Advaita Philosophy is not a later development of thought as one of the six systems of Indian philosophy. Vedas are replete with suggestions about Unity. The earlier stage of naturalistic and anthropomorphic polytheism yielded to monistic belief. In the dictum, ekam sad vipra bahudha vadanti we perceive an echo of Unity. Upanishadic seers picked up this Unity and tirelessly went in their search till they came to the highest conclusion, tat tvam asi.

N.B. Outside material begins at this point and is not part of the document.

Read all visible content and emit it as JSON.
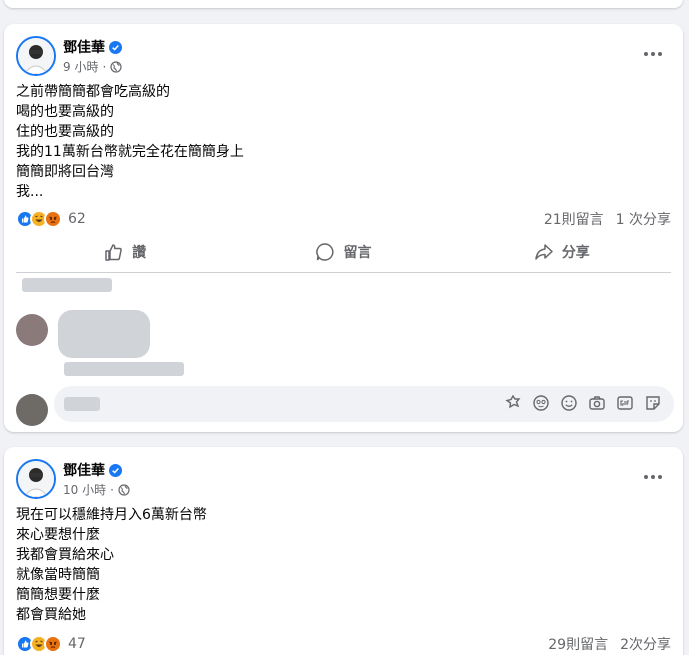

This concept of Unity gets its full bloom in Shankara’s Kevaladvaita; later on it gave inspiration to different rivulets of Vedanta schools. Shankara’s unqualified impersonal Brahman could not satisfy those who sought loving communion with God. Consequently different schools of Bhakti-Vedanta came into existence, namely, Vishishtadvaita of Ramanuja, Dvaita of Madhva, Dvaitadvaita of Nimbarka and Shuddhadvaita of Vallabha. For all of them the emphasis is on the liberation of individual soul only, which gave way to Sri Aurobindo’s Integral Advaitism where the emphasis is not only on spiritualization of man but of the whole cosmos.
The journey continues further with modern physics. Consciousness is the building block of the Universe and the ground of all beings, which can’t be found in plural.
- Binding: : Hardbound
- 13 Digit ISBN : 9788124609347
- Year : 2018
- Pages : xvi, 341
- Series Number : 19
- Series Name : CONTEMPORARY RESEARCHES IN INDIAN PHILOSOPHY & RELIGION
- Weight (approx.) : 650
- Bibliographic Details : Bibliography; Index
The series is concerned with *Orthodox Philosophical Systems: Nyaya, Vaiseshika, Samkhya, Yoga, Purva Mimamsa, Vedanta and the Carvaka (or the Lokayata) *Hindu World Views of Man, Cosmos, Creation, Existence, Knowledge and the Like *Hindu Doctrines of, for instance, Maya (illusion), Karma (action) & Immortality *Hindu Concepts of Brahman (the Ultimate Reality), Causality, Liberation, Heaven & Hell, Good & Evil, Virtue & Sin *Hindu Cosmology & Concepts of Space & Time *Hindu Aesthetics: Theories & Practices *Hindu Ethics, Idealism & Humanism * Hinduism, the Religion: Its Different Viewpoints: Historical, Cultural, Sociological, Anthropological and Others *Kindred Religions: Buddhism, Jainism, for instance, Cultic Faiths & Sects, Occultism, Hindu Modes of Worship, Mysticism, Theogony, Religious Symbols and Pantheon *Mythology: Classical & Neo-Classical, Sacred Works and Avataras (Incarnations) *Saints and Seers *Pilgrimage Centres and Other Relevant Aspects.